How to Make Your Video Look Like Film
All video professionals and filmmakers put their heart and soul into their final products, but despite similar amounts of work and dedication, audiences deem film more professional, serious and noteworthy than video. Why is that? A lot of it has to do with that pinnacle of video nirvana known as the “film look.” Chances are, even if you can’t put your finger on why, you’ve noticed that there’s a subtle but noticeable difference between the way a film looks and the way a video looks. Many video professionals go to great lengths to tweak their videos to look more like film.
What is it about that film look?
In the training video “How to: Make Video Look Like Film,” we discuss what the “film look,” is, so you can get some of that Hollywood prestige. Learn why film and video look so different in the first place and how you too can achieve a more cinematic feel in your next project. It may be a small detail but you’ll instantly see the difference in the way people react to your work. Audiences may appreciate your hard work, skill and talent when they see your video work, but they’ll really know you’re part of the “big time” when they see your “film” work.
How to: Make Video Look Like Film includes:
- Defining the Film Look – You instantly know when you’re watching film as opposed to video. What’s the big difference? Something in the grain and flicker, the way the visuals just look too clean and crisp? You know the look when you see it, even if you don’t exactly know why. Learn what traits make film look the way it does, why video looks different, and ways to help your video emulate the film look.
- Choosing a Camera – There’s more than one way to turn a good video into a great “film.” One of the easiest ways to tweak the look of your final product is to start with the camera. The right camera can help you achieve the film look. In this segment, the expert Videomaker editors discuss camera components and types, including camcorders, DSLRs, and digital cinema cameras.
- Frame Rates and Interlacing – Here’s the real meat of the issue: Frame rate. The differing frame rates of film and video are primarily responsible for the vast difference in looks. But frame rate isn’t something you can control — or is it? In this segment, learn how you can set up your frame rate to affect the look of your footage. You’ll learn and understand the difference between interlaced and progressive footage.
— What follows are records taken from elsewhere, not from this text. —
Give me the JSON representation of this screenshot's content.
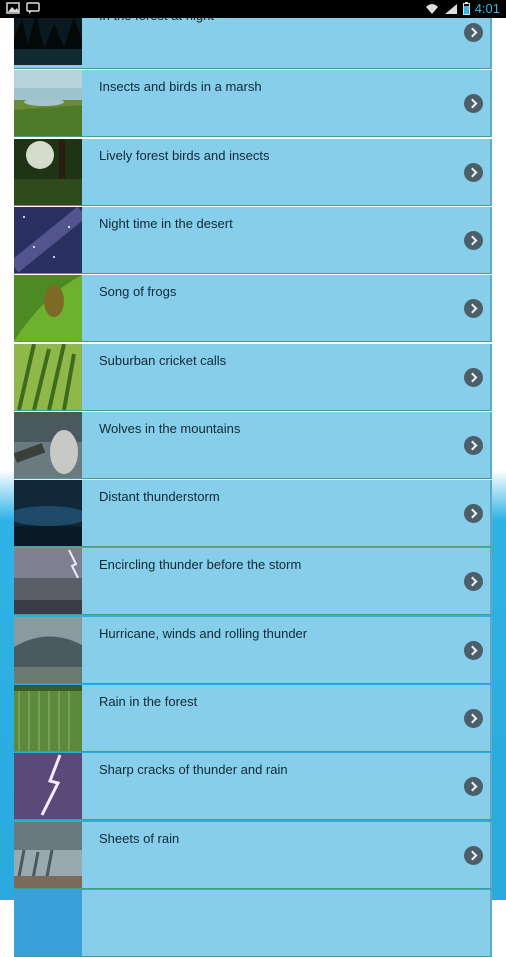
{
  "status_bar": {
    "time": "4:01",
    "left_icons": [
      "image-icon",
      "chat-icon"
    ],
    "right_icons": [
      "wifi-icon",
      "signal-icon",
      "battery-icon"
    ]
  },
  "sounds": [
    {
      "label": "In the forest at night",
      "thumb": "forest-night"
    },
    {
      "label": "Insects and birds in a marsh",
      "thumb": "marsh"
    },
    {
      "label": "Lively forest birds and insects",
      "thumb": "forest-sun"
    },
    {
      "label": "Night time in the desert",
      "thumb": "night-sky"
    },
    {
      "label": "Song of frogs",
      "thumb": "frog-leaf"
    },
    {
      "label": "Suburban cricket calls",
      "thumb": "grass"
    },
    {
      "label": "Wolves in the mountains",
      "thumb": "wolf"
    },
    {
      "label": "Distant thunderstorm",
      "thumb": "storm-dark"
    },
    {
      "label": "Encircling thunder before the storm",
      "thumb": "lightning-gray"
    },
    {
      "label": "Hurricane, winds and rolling thunder",
      "thumb": "shelf-cloud"
    },
    {
      "label": "Rain in the forest",
      "thumb": "rain-forest"
    },
    {
      "label": "Sharp cracks of thunder and rain",
      "thumb": "lightning-purple"
    },
    {
      "label": "Sheets of rain",
      "thumb": "rain-sheets"
    },
    {
      "label": "",
      "thumb": "next"
    }
  ]
}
- Lighting – Great lighting is a primary factor in achieving the film look. Flat lighting gives your project that dull “Soap Opera” look that all videographers dread. In fact, it’s that association that makes some people look down on the video look as opposed to the film look. The last thing you want is for your audience to associate your work with the cheesy, amateur TV productions of the 80s. Learn about different light sources, lighting instruments, and lighting styles and how they can add an aura of professionalism to your latest project.
- Color Correction – In an ideal world, every shot you brought into the edit room would be perfect. But the reality is that sometimes shots you’re editing aren’t white balanced perfectly, or the look of one shot might not match another. In this segment, Videomaker talks about primary color correction and shows you how to adjust the tonality and color of a clip. A little color correction can go a long way and help make your video look like film.
- Color Grading and Shot Matching – Everyone can instantly picture the look and feel of films like Saving Private Ryan, with its raw, gritty footage, or the Matrix, with its green-tinged digital world. Color Grading and color matching are two major components that enhance films and separate them from the look of video. Using some basic techniques, your next project can stand out with its own unique look and feel.
You know that your videos are professional grade. You’ve worked your hardest to make sure that every aspect — from the lighting to the sound to the actors’ performances — is absolutely impeccable. There’s no reason that an audience shouldn’t respect your work for its quality and professionalism, but why not give your project that extra little shot in the arm to put it over the top? Jaded viewers are always looking for any excuse to walk out of a movie and sometimes something as small as the look of the project can set them off. As a dedicated filmmaker or videographer, you don’t want to give those viewers any help in looking for perceived flaws. When you get that film look, you’re telling every viewer: This is a professional production. Sit up and take notice.